“If sufficient demand for E85 from flex-fuel vehicles is available, corn-based ethanol production is projected to increase to over 30 billion gallons per year with the higher oil prices in the long run,” says Hart.

It's hard to be happy about $3-plus gasoline. But it if helps keep corn above $3 or even $4/bu., that could be better mileage for the bottom line of corn growers.

Continue reading on ethanol and oil prices on page 2 >

“Because corn is the major production cost for ethanol, the price an ethanol producer will be willing to pay for corn will be directly related to the ethanol price,” says Gary Schnitkey, University of Illinois agricultural economist.

He's co-author of “Crude Oil Price Variability and Its Impact on Breakeven Corn Prices,” through the Illinois farmdoc program. “As the ethanol price increases, the breakeven corn price (for an ethanol plant) increases,” he adds.

“Moreover, ethanol prices will be directly related to crude oil price…. As the crude oil price increases, the price of gasoline will increase, leading to higher ethanol and higher corn prices.
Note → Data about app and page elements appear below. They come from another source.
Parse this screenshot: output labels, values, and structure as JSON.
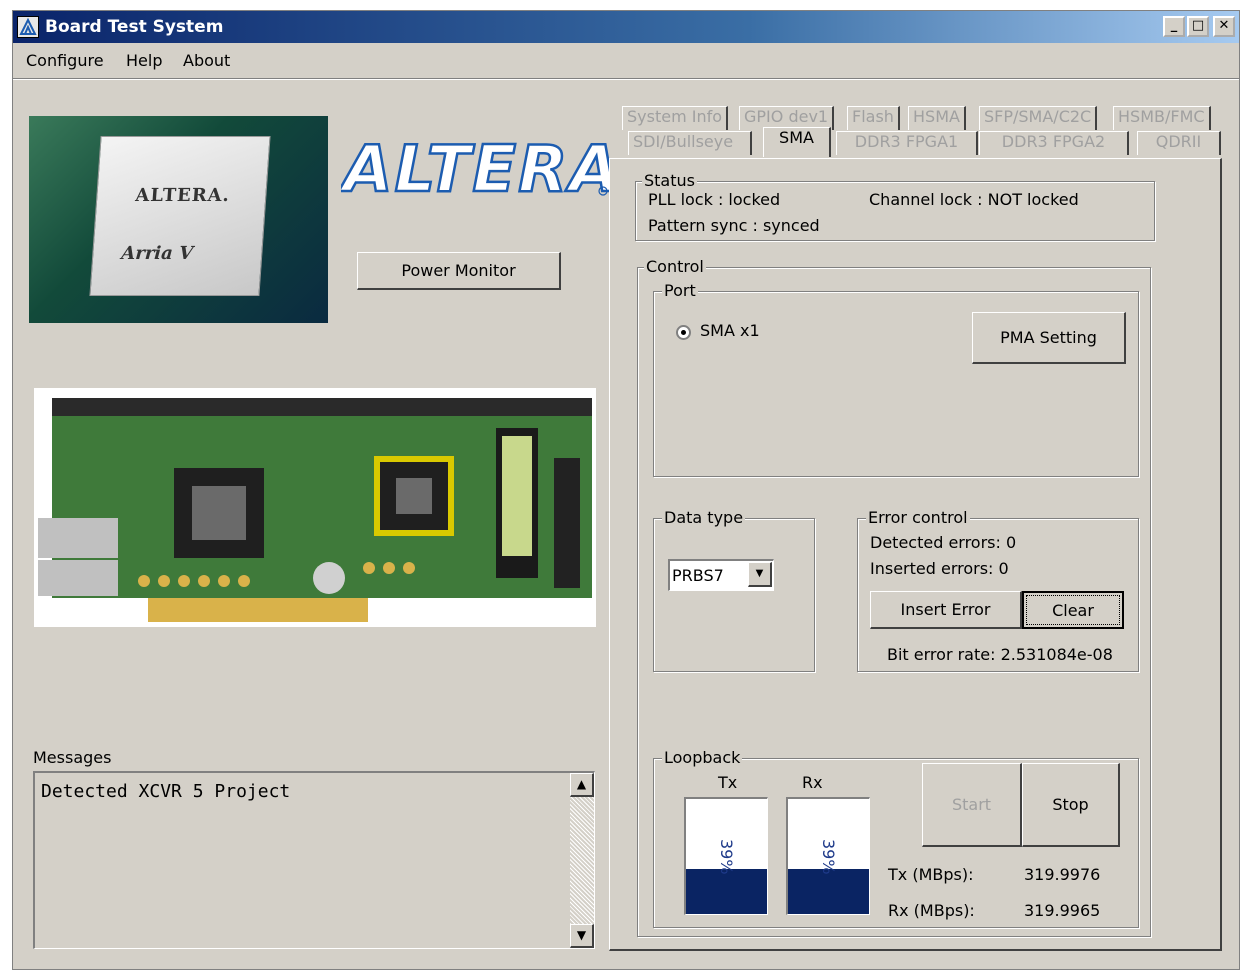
{
  "window": {
    "title": "Board Test System",
    "controls": {
      "minimize": "_",
      "maximize": "□",
      "close": "✕"
    }
  },
  "menu": {
    "items": [
      "Configure",
      "Help",
      "About"
    ]
  },
  "logo": {
    "brand": "ALTERA",
    "chip_brand": "ALTERA.",
    "chip_family": "Arria V"
  },
  "power_monitor_label": "Power Monitor",
  "messages": {
    "label": "Messages",
    "text": "Detected XCVR 5 Project"
  },
  "tabs": {
    "row1": [
      "System Info",
      "GPIO dev1",
      "Flash",
      "HSMA",
      "SFP/SMA/C2C",
      "HSMB/FMC"
    ],
    "row2": [
      "SDI/Bullseye",
      "SMA",
      "DDR3 FPGA1",
      "DDR3 FPGA2",
      "QDRII"
    ],
    "active": "SMA"
  },
  "status": {
    "title": "Status",
    "pll_lock": "PLL lock : locked",
    "channel_lock": "Channel lock : NOT locked",
    "pattern_sync": "Pattern sync : synced"
  },
  "control": {
    "title": "Control",
    "port": {
      "title": "Port",
      "option": "SMA x1",
      "selected": true,
      "pma_button": "PMA Setting"
    },
    "data_type": {
      "title": "Data type",
      "value": "PRBS7"
    },
    "error_control": {
      "title": "Error control",
      "detected": "Detected errors: 0",
      "inserted": "Inserted errors: 0",
      "insert_button": "Insert Error",
      "clear_button": "Clear",
      "bit_error_rate": "Bit error rate: 2.531084e-08"
    },
    "loopback": {
      "title": "Loopback",
      "tx_label": "Tx",
      "rx_label": "Rx",
      "tx_percent": 39,
      "rx_percent": 39,
      "tx_percent_text": "39%",
      "rx_percent_text": "39%",
      "start_button": "Start",
      "stop_button": "Stop",
      "tx_rate_label": "Tx (MBps):",
      "tx_rate_value": "319.9976",
      "rx_rate_label": "Rx (MBps):",
      "rx_rate_value": "319.9965"
    }
  },
  "colors": {
    "meter_fill": "#0a2463",
    "brand_blue": "#1c5cb0"
  }
}
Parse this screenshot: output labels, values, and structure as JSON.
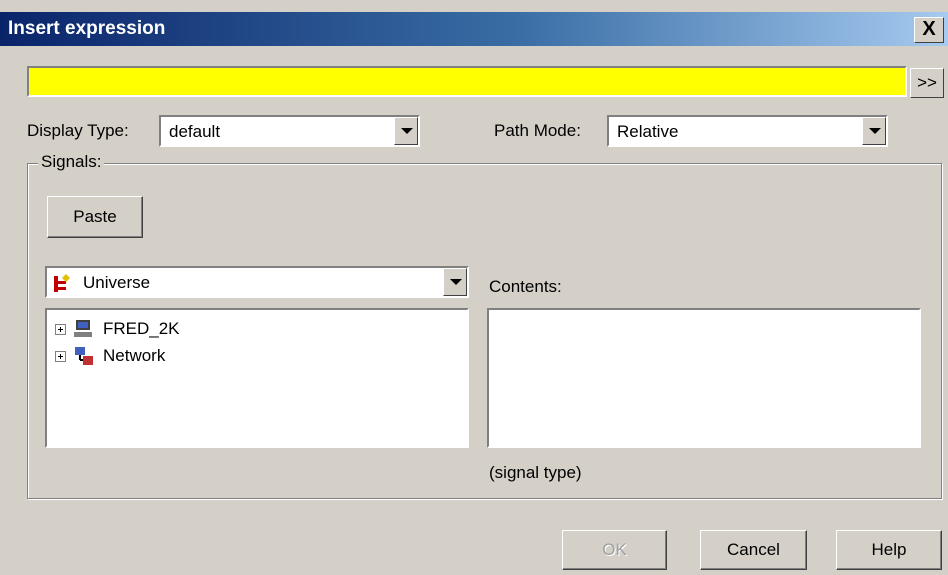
{
  "window": {
    "title": "Insert expression",
    "close_symbol": "X"
  },
  "expression": {
    "value": "",
    "expand_label": ">>"
  },
  "display_type": {
    "label": "Display Type:",
    "value": "default"
  },
  "path_mode": {
    "label": "Path Mode:",
    "value": "Relative"
  },
  "signals": {
    "group_label": "Signals:",
    "paste_label": "Paste",
    "source": {
      "value": "Universe",
      "icon": "universe-icon"
    },
    "tree": [
      {
        "label": "FRED_2K",
        "icon": "computer-icon"
      },
      {
        "label": "Network",
        "icon": "network-icon"
      }
    ],
    "contents_label": "Contents:",
    "signal_type": "(signal type)"
  },
  "buttons": {
    "ok": "OK",
    "cancel": "Cancel",
    "help": "Help"
  },
  "colors": {
    "expression_bg": "#ffff00",
    "title_start": "#0a246a",
    "title_end": "#a6caf0",
    "dialog_bg": "#d4d0c8"
  }
}
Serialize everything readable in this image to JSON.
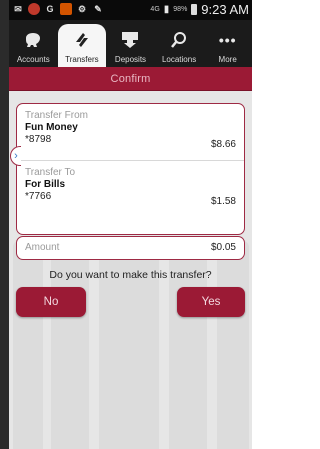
{
  "status_bar": {
    "time": "9:23 AM",
    "battery": "98%",
    "network": "4G"
  },
  "tabs": [
    {
      "label": "Accounts",
      "icon": "piggy-bank-icon"
    },
    {
      "label": "Transfers",
      "icon": "transfer-arrows-icon",
      "active": true
    },
    {
      "label": "Deposits",
      "icon": "deposit-icon"
    },
    {
      "label": "Locations",
      "icon": "search-icon"
    },
    {
      "label": "More",
      "icon": "more-dots-icon"
    }
  ],
  "screen_title": "Confirm",
  "transfer_from": {
    "label": "Transfer From",
    "name": "Fun Money",
    "account": "*8798",
    "balance": "$8.66"
  },
  "transfer_to": {
    "label": "Transfer To",
    "name": "For Bills",
    "account": "*7766",
    "balance": "$1.58"
  },
  "amount": {
    "label": "Amount",
    "value": "$0.05"
  },
  "question": "Do you want to make this transfer?",
  "buttons": {
    "no": "No",
    "yes": "Yes"
  },
  "colors": {
    "accent": "#9b1a35",
    "background": "#e6e6e6"
  }
}
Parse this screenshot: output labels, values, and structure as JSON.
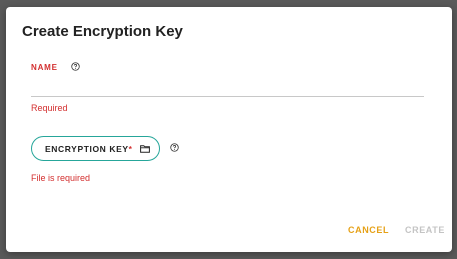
{
  "dialog": {
    "title": "Create Encryption Key",
    "name_field": {
      "label": "NAME",
      "value": "",
      "placeholder": "",
      "error": "Required"
    },
    "key_field": {
      "button_label": "ENCRYPTION KEY",
      "required_marker": "*",
      "error": "File is required"
    },
    "actions": {
      "cancel_label": "CANCEL",
      "create_label": "CREATE"
    }
  },
  "icons": {
    "help": "help-circle-icon",
    "folder": "folder-icon"
  },
  "colors": {
    "error": "#d32f2f",
    "accent_border": "#26a69a",
    "cancel": "#e6a117",
    "disabled": "#c4c4c4"
  }
}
Conversely, decreases in crude oil price will lead to a lower gasoline price, a lower ethanol price, and a lower corn price,” he says.

Competition from foreign ethanol will continue to pressure U.S. production. “Over 50% of Brazil's sugarcane production is going into ethanol,” says Joe O'Neill, senior vice president of marketing, New York Board of Trade (NYBOT), which handles sugar futures contracts. “Most of the world's ethanol is produced from sugar, which has had a big impact on our sugar contracts.”

While NYBOT's sugar contracts have seen heavy trading, its ethanol futures contract, which trades in 7,750-gal. increments, has been dormant. This spring there was no trading at all. “Liquidity hasn't materialized in that contract, but we expect it to be more active in the near future,” says O'Neill.

Meanwhile, CBOT ethanol futures have seen trading, but very little. Trading is based on 29,000 gal. per contract, equivalent to one railcar or two 5,000-bu. corn contracts. But in May, open interest was only about 1,000 contracts, compared to a record-setting CBOT total commodity open interest of 10 million contracts. A Chicago Mercantile Exchange ethanol contract trades in 30,000-gal. increments.

Brock says the demand for corn for ethanol will continue to escalate because many ethanol producers “don't care what they pay, they just need the supply of corn. Large producers (like Cargill and ADM) often must go ‘door to door’ to obtain contracts for corn grain handlers and growers,” he says.

He adds that the $4 billion in subsidies paid to ethanol producers “could double when all the proposed ethanol plants are online” and continue to fuel a growth in rural wealth.

In the long run, Hart sees greater emphasis on other crops to yield ethanol. “We see the development of cellulosic ethanol,” he says. “At a recent conference in Mexico, we heard from a lot of other countries that are also working to increase biofuels production with crops other than corn. We're all trying to find out if there's a way to reduce our energy needs through the crops we produce.”

Adds Hurt, “It's clear that the ethanol industry cannot continue to grow on the use of the corn seed as a feedstock source for more than a few more years without hitting huge constraints including extreme competition of corn use for food.

“The hope is that cellulose-based ethanol can then pick up the biofuels cause in the 2010-2012 time frame. What we do know is that biofuels are somewhere between a ‘big deal’ and a ‘revolution’,”he says.